At the Bar U Ranch National Historic Site south of Longview they tell a story about John Ware. The Black cowboy and rancher, a former slave in the US, was hired in 1882 to help bring 3,000 cattle across the border to the Bar U, where he would help manage the roaming herds. Shortly after his arrival a nasty blizzard blew in, pushing cattle farther and farther south. In freezing, whiteout conditions, all the men except Ware abandoned the herd. Four days later, they went searching and found Ware alive—with the cattle.
This is one of Cheryl Foggo’s favourite stories about the man she has been researching and writing about for years. “I believe the magnitude of that event was the beginning of the legend,” she says. Foggo is currently working on the second instalment of a trio of works based on Ware’s life. As a tall Black man he stood out from other cowboys, but Ware earned his reputation from his strength, courage, kindness and skill with livestock. He eventually started his own small ranch, married former slave Mildred Lewis and had a family.
But Foggo’s interest in Ware was sparked long before she heard the blizzard story. As children growing up in Calgary, Foggo and her brother were fascinated by “the Western mystique.” They read dime-store cowboy novels and watched cowboy movies every Saturday afternoon. “As we got older we began to notice there were never any Black people in the stories,” she says. The siblings felt their love of Western culture wasn’t compatible with their African heritage.
Everything changed when her brother went to the Glenbow Museum on a school trip and saw an exhibit about Ware. He came home excited to tell his sister the cowboy they had vaguely heard of was Black. “That was the beginning of a very long and gradual discovery of who he was and the legacy he left,” she says.
Foggo also started digging into her own family and community history, learning about the pioneers who came up to Alberta in the early 1900s and formed the most northerly Black communities that likely ever existed. “That just wasn’t a part of what we learned about in school or in library books,” she says.
Foggo’s career has been dedicated to telling those stories through articles, novels and plays. She also directed the 2002 National Film Board documentary The Journey of Lesra Martin.
In 2011 Foggo bumped into Tunde Dawodu of Calgary’s Afrikadey! festival, who shared her interest in Ware and asked if Foggo was planning to do anything about him for the Stampede’s centennial in 2012. Foggo says she realized it was the perfect opportunity to draw attention to Ware’s significance in Alberta’s ranching history. “I wanted his legacy and his contributions to the values and the events that led to the creation of the Stampede remembered.”

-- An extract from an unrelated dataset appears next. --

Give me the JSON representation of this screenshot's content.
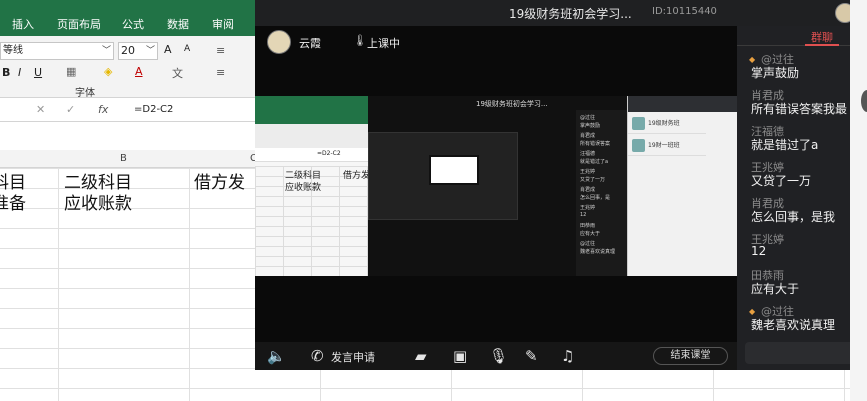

At the time, she was preparing a multimedia presentation for the University of Calgary’s Black History Month celebrations and asked her daughter, Miranda Martini, to write a song for John and Mildred. That eventually led to the first work in her trilogy, the play John Ware Reimagined, which mirrors Foggo’s childhood discovery of a Black cowboy. The play debuted with Calgary’s Ellipsis Tree Collective in 2014 and won the 2015 Writers Guild of Alberta Gwen Pharis Ringwood Award for Drama. It recently ran in Edmonton at Workshop West (Nov 8–19).
Foggo is now in the midst of the second work, a documentary for the National Film Board titled John Ware Reclaimed. The film is about her efforts to not only investigate where the man came from, but also to “illuminate the disconnect” between Canadian and Black history. “Why is John Ware not well known outside of southern Alberta?” Foggo asks. “Why is he not a figure of national significance?”
Filming took place in the foothills last summer with eight-time world champion rodeo star Fred Whitfield as Ware. Foggo hopes the film will be finished by summer and will launch at Canadian film festivals next fall. The final project in the trilogy will be a book—perhaps, she suggests, John Ware Retold.